What the task requires:
The full set of lines below has to be written out again exactly.

Dataset records
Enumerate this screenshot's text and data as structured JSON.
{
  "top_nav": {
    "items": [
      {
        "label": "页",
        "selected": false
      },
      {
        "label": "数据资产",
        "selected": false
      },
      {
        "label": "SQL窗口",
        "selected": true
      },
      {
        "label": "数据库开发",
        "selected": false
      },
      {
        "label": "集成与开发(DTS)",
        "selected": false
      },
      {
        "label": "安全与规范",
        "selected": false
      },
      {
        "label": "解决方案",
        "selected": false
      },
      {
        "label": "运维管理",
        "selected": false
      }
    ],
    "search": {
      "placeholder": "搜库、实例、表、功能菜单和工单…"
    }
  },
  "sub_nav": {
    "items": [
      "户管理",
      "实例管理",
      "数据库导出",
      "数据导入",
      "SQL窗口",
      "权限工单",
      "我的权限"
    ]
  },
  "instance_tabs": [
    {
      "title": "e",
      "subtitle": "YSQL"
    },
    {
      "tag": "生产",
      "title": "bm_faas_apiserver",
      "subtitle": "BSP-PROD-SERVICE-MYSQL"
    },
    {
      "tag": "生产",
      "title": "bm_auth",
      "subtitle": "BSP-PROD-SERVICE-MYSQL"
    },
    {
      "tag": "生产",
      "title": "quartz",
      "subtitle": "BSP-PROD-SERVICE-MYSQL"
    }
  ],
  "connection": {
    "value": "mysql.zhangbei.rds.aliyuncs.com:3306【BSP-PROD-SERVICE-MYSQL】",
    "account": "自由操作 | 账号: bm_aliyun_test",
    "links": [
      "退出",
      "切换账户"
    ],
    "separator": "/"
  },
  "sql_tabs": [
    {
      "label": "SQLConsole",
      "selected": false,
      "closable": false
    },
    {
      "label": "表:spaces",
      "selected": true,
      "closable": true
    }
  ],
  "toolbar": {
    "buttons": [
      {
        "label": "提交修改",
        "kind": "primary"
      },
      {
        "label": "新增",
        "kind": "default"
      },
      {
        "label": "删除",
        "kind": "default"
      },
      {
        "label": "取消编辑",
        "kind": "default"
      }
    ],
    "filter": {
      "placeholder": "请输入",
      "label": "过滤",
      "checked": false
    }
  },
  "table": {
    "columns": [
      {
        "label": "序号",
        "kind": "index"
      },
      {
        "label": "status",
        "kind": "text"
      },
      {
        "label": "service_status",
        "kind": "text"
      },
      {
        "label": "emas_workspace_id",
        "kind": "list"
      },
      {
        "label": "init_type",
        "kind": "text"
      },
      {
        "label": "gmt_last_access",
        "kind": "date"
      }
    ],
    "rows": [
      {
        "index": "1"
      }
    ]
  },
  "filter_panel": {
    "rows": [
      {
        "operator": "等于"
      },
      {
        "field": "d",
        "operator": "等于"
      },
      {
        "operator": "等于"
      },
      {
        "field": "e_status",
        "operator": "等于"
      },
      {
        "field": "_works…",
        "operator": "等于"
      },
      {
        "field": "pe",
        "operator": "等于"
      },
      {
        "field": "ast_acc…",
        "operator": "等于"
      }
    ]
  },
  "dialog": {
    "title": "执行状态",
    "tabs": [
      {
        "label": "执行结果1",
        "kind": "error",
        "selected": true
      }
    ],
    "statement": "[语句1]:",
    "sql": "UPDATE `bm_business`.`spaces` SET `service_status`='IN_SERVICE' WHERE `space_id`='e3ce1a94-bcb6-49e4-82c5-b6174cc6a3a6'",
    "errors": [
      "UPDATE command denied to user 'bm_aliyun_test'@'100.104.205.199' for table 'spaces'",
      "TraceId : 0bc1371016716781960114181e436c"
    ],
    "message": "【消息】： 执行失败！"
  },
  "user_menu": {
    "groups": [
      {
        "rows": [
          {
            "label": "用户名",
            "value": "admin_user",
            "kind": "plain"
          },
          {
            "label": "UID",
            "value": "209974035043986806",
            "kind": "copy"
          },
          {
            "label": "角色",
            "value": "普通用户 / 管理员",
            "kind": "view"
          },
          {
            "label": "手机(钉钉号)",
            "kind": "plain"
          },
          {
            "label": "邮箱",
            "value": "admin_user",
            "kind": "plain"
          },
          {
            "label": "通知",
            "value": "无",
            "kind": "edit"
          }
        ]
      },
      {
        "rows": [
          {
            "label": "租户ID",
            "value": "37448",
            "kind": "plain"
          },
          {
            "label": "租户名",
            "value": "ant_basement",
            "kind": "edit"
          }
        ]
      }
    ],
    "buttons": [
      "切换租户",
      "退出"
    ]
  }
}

Task answer:
Enumerate this screenshot's text and data as structured JSON.
{
  "top_nav": {
    "items": [
      {
        "label": "页",
        "selected": false
      },
      {
        "label": "数据资产",
        "selected": false
      },
      {
        "label": "SQL窗口",
        "selected": true
      },
      {
        "label": "数据库开发",
        "selected": false
      },
      {
        "label": "集成与开发(DTS)",
        "selected": false
      },
      {
        "label": "安全与规范",
        "selected": false
      },
      {
        "label": "解决方案",
        "selected": false
      },
      {
        "label": "运维管理",
        "selected": false
      }
    ],
    "search": {
      "placeholder": "搜库、实例、表、功能菜单和工单…"
    }
  },
  "sub_nav": {
    "items": [
      "户管理",
      "实例管理",
      "数据库导出",
      "数据导入",
      "SQL窗口",
      "权限工单",
      "我的权限"
    ]
  },
  "instance_tabs": [
    {
      "title": "e",
      "subtitle": "YSQL"
    },
    {
      "tag": "生产",
      "title": "bm_faas_apiserver",
      "subtitle": "BSP-PROD-SERVICE-MYSQL"
    },
    {
      "tag": "生产",
      "title": "bm_auth",
      "subtitle": "BSP-PROD-SERVICE-MYSQL"
    },
    {
      "tag": "生产",
      "title": "quartz",
      "subtitle": "BSP-PROD-SERVICE-MYSQL"
    }
  ],
  "connection": {
    "value": "mysql.zhangbei.rds.aliyuncs.com:3306【BSP-PROD-SERVICE-MYSQL】",
    "account": "自由操作 | 账号: bm_aliyun_test",
    "links": [
      "退出",
      "切换账户"
    ],
    "separator": "/"
  },
  "sql_tabs": [
    {
      "label": "SQLConsole",
      "selected": false,
      "closable": false
    },
    {
      "label": "表:spaces",
      "selected": true,
      "closable": true
    }
  ],
  "toolbar": {
    "buttons": [
      {
        "label": "提交修改",
        "kind": "primary"
      },
      {
        "label": "新增",
        "kind": "default"
      },
      {
        "label": "删除",
        "kind": "default"
      },
      {
        "label": "取消编辑",
        "kind": "default"
      }
    ],
    "filter": {
      "placeholder": "请输入",
      "label": "过滤",
      "checked": false
    }
  },
  "table": {
    "columns": [
      {
        "label": "序号",
        "kind": "index"
      },
      {
        "label": "status",
        "kind": "text"
      },
      {
        "label": "service_status",
        "kind": "text"
      },
      {
        "label": "emas_workspace_id",
        "kind": "list"
      },
      {
        "label": "init_type",
        "kind": "text"
      },
      {
        "label": "gmt_last_access",
        "kind": "date"
      }
    ],
    "rows": [
      {
        "index": "1"
      }
    ]
  },
  "filter_panel": {
    "rows": [
      {
        "operator": "等于"
      },
      {
        "field": "d",
        "operator": "等于"
      },
      {
        "operator": "等于"
      },
      {
        "field": "e_status",
        "operator": "等于"
      },
      {
        "field": "_works…",
        "operator": "等于"
      },
      {
        "field": "pe",
        "operator": "等于"
      },
      {
        "field": "ast_acc…",
        "operator": "等于"
      }
    ]
  },
  "dialog": {
    "title": "执行状态",
    "tabs": [
      {
        "label": "执行结果1",
        "kind": "error",
        "selected": true
      }
    ],
    "statement": "[语句1]:",
    "sql": "UPDATE `bm_business`.`spaces` SET `service_status`='IN_SERVICE' WHERE `space_id`='e3ce1a94-bcb6-49e4-82c5-b6174cc6a3a6'",
    "errors": [
      "UPDATE command denied to user 'bm_aliyun_test'@'100.104.205.199' for table 'spaces'",
      "TraceId : 0bc1371016716781960114181e436c"
    ],
    "message": "【消息】： 执行失败！"
  },
  "user_menu": {
    "groups": [
      {
        "rows": [
          {
            "label": "用户名",
            "value": "admin_user",
            "kind": "plain"
          },
          {
            "label": "UID",
            "value": "209974035043986806",
            "kind": "copy"
          },
          {
            "label": "角色",
            "value": "普通用户 / 管理员",
            "kind": "view"
          },
          {
            "label": "手机(钉钉号)",
            "kind": "plain"
          },
          {
            "label": "邮箱",
            "value": "admin_user",
            "kind": "plain"
          },
          {
            "label": "通知",
            "value": "无",
            "kind": "edit"
          }
        ]
      },
      {
        "rows": [
          {
            "label": "租户ID",
            "value": "37448",
            "kind": "plain"
          },
          {
            "label": "租户名",
            "value": "ant_basement",
            "kind": "edit"
          }
        ]
      }
    ],
    "buttons": [
      "切换租户",
      "退出"
    ]
  }
}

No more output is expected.